** WHAT THE TASK ASKS **
Search the records for the word "粒子背景" and pick out every line that has it.

** EXERCISE INPUTS **
▶

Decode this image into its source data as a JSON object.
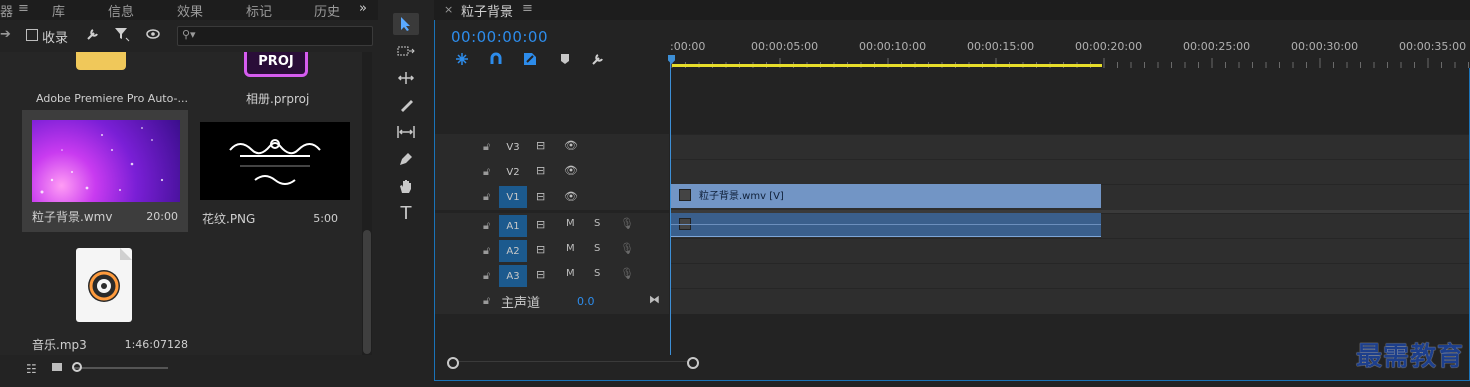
{
  "project_panel": {
    "tabs": [
      "器",
      "库",
      "信息",
      "效果",
      "标记",
      "历史"
    ],
    "more_glyph": "»",
    "collect_checkbox_label": "收录",
    "search": {
      "placeholder": "",
      "icon": "search-icon"
    },
    "items": [
      {
        "name": "Adobe Premiere Pro Auto-...",
        "duration": "",
        "thumb": "folder-icon"
      },
      {
        "name": "相册.prproj",
        "duration": "",
        "thumb": "proj-file-icon",
        "badge": "PROJ"
      },
      {
        "name": "粒子背景.wmv",
        "duration": "20:00",
        "thumb": "purple-particles",
        "selected": true
      },
      {
        "name": "花纹.PNG",
        "duration": "5:00",
        "thumb": "ornament-image"
      },
      {
        "name": "音乐.mp3",
        "duration": "1:46:07128",
        "thumb": "audio-file-icon"
      }
    ]
  },
  "tools": [
    "selection-tool",
    "track-select-tool",
    "ripple-edit-tool",
    "razor-tool",
    "slip-tool",
    "pen-tool",
    "hand-tool",
    "type-tool"
  ],
  "timeline": {
    "sequence_name": "粒子背景",
    "menu_glyph": "≡",
    "close_glyph": "×",
    "timecode": "00:00:00:00",
    "ruler_labels": [
      ":00:00",
      "00:00:05:00",
      "00:00:10:00",
      "00:00:15:00",
      "00:00:20:00",
      "00:00:25:00",
      "00:00:30:00",
      "00:00:35:00"
    ],
    "tracks": {
      "video": [
        {
          "label": "V3",
          "targeted": false
        },
        {
          "label": "V2",
          "targeted": false
        },
        {
          "label": "V1",
          "targeted": true
        }
      ],
      "audio": [
        {
          "label": "A1",
          "m": "M",
          "s": "S"
        },
        {
          "label": "A2",
          "m": "M",
          "s": "S"
        },
        {
          "label": "A3",
          "m": "M",
          "s": "S"
        }
      ],
      "master": {
        "label": "主声道",
        "value": "0.0"
      }
    },
    "clips": {
      "video_clip": "粒子背景.wmv [V]"
    }
  },
  "watermark": "最需教育",
  "colors": {
    "accent": "#2d8ceb",
    "work_area": "#e6dd2a",
    "video_clip": "#7295c5",
    "audio_clip": "#3a5f8c"
  }
}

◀

** TASK SOLUTION **
        "name": "粒子背景.wmv",
    "sequence_name": "粒子背景",
      "video_clip": "粒子背景.wmv [V]"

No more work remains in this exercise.